Study: content management tools fail. Erin Joyce has written about a study that highlights the high failure rate of CMS projects. To quote: “Today, more than 60 percent of companies that have deployed Web content management solutions still find themselves manually updating their sites,” wrote… [Column Two]
Amazon just delivered some goodness. I got the Meat Purveyors and another one off the Bloodshot label, Making Singles and Drinking Doubles which is Bloodshot’s 100th release. Making Singles is a compilation of singles from some of their great alt.country artists like Ryan Adams, Meat Purveyors, Waco Brothers, The Sadies, and Kelly Hogan.
I really like the Meat Purveyors CD. It’s solid all the way through. Most of the songs are up-tempo, ultra-twang, drinking songs, for lack of a better description. The album reminds me a little bit of a couple of early Old 97’s titles.
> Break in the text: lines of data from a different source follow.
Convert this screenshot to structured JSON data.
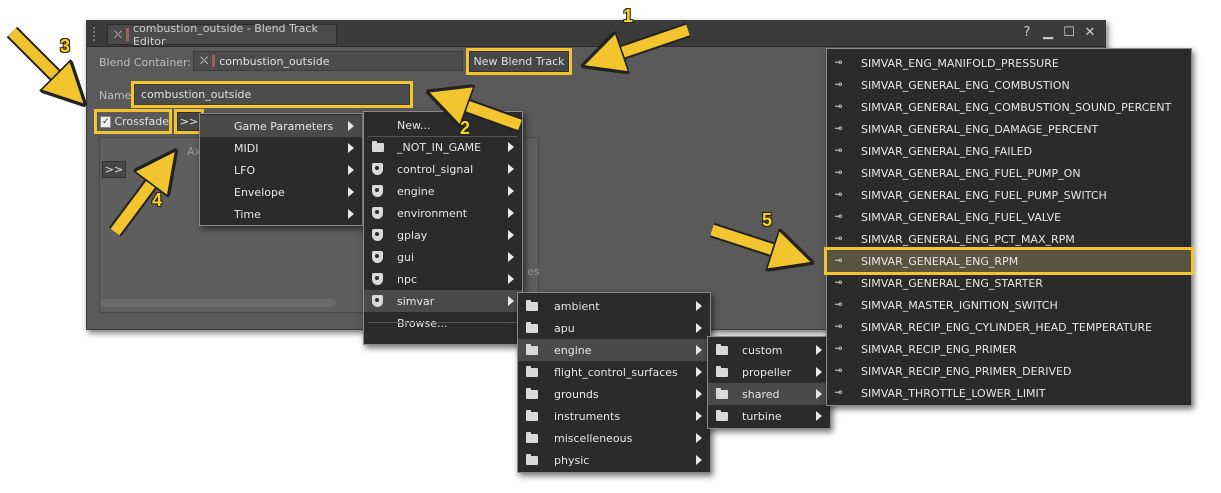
{
  "window": {
    "title": "combustion_outside - Blend Track Editor",
    "controls": {
      "help": "?",
      "minimize": "▁",
      "maximize": "☐",
      "close": "✕"
    }
  },
  "blend_container": {
    "label": "Blend Container:",
    "value": "combustion_outside"
  },
  "new_blend_track_label": "New Blend Track",
  "name": {
    "label": "Name:",
    "value": "combustion_outside"
  },
  "crossfade": {
    "label": "Crossfade",
    "checked": true
  },
  "expand_button": ">>",
  "side_button": ">>",
  "axis_tab_fragment": "Ax",
  "bg_fragment": "es",
  "menu1": [
    "Game Parameters",
    "MIDI",
    "LFO",
    "Envelope",
    "Time"
  ],
  "menu2": [
    "New...",
    "_NOT_IN_GAME",
    "control_signal",
    "engine",
    "environment",
    "gplay",
    "gui",
    "npc",
    "simvar",
    "Browse..."
  ],
  "menu3": [
    "ambient",
    "apu",
    "engine",
    "flight_control_surfaces",
    "grounds",
    "instruments",
    "miscelleneous",
    "physic"
  ],
  "menu4": [
    "custom",
    "propeller",
    "shared",
    "turbine"
  ],
  "menu5": [
    "SIMVAR_ENG_MANIFOLD_PRESSURE",
    "SIMVAR_GENERAL_ENG_COMBUSTION",
    "SIMVAR_GENERAL_ENG_COMBUSTION_SOUND_PERCENT",
    "SIMVAR_GENERAL_ENG_DAMAGE_PERCENT",
    "SIMVAR_GENERAL_ENG_FAILED",
    "SIMVAR_GENERAL_ENG_FUEL_PUMP_ON",
    "SIMVAR_GENERAL_ENG_FUEL_PUMP_SWITCH",
    "SIMVAR_GENERAL_ENG_FUEL_VALVE",
    "SIMVAR_GENERAL_ENG_PCT_MAX_RPM",
    "SIMVAR_GENERAL_ENG_RPM",
    "SIMVAR_GENERAL_ENG_STARTER",
    "SIMVAR_MASTER_IGNITION_SWITCH",
    "SIMVAR_RECIP_ENG_CYLINDER_HEAD_TEMPERATURE",
    "SIMVAR_RECIP_ENG_PRIMER",
    "SIMVAR_RECIP_ENG_PRIMER_DERIVED",
    "SIMVAR_THROTTLE_LOWER_LIMIT"
  ],
  "callouts": [
    "1",
    "2",
    "3",
    "4",
    "5"
  ],
  "colors": {
    "accent": "#f2c42d",
    "menu_bg": "#2b2b2b",
    "window_bg": "#5a5a5a"
  }
}
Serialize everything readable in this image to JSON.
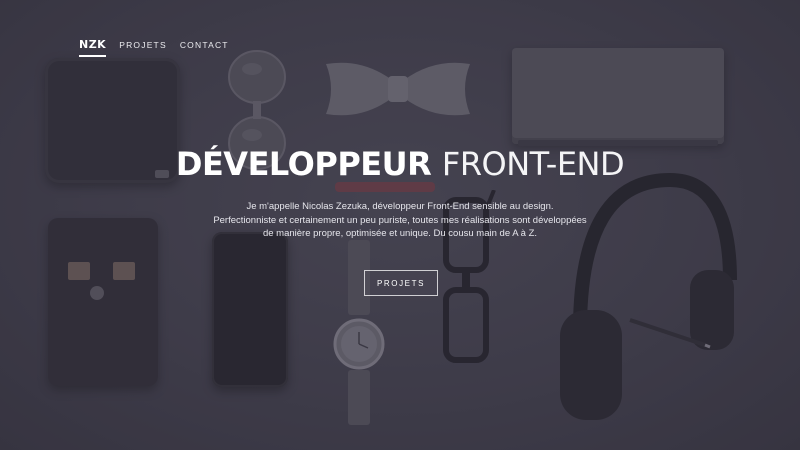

My blogging is conflicting with my reading and vice versa. I’m in the middle of The Long Way and I’ve got Blue Latitudes on deck. The Long Way is really good but I think you’ve got to really be in to sailing to get into the book. It also helps if you’ve got kind of a Zen outlook on life.
You can check out my list of high seas reading here.
The scenario shown in the screenshot uses Tim Knip’s Groove interop tool — a Radio UserLand add-in based on Groove Web Services — to create a genuinely new experience of team blogging. Until now, team blogging has meant that a group posts to a common weblog. This setup does that too, but it also does something I find much more powerful — it synchronizes the inputs to the collaborative process, as well as the output. In this case, the input is the combined set of RSS feeds subscribed to by the members of the shared space. Everyone knows that everyone else is seeing the same feeds. Discussion can grow around items in those feeds, and can take various forms: replies to the forum that receives the feeds, IM-style text chat, Roger Wilco-style voice chat. … [Jon’s Radio]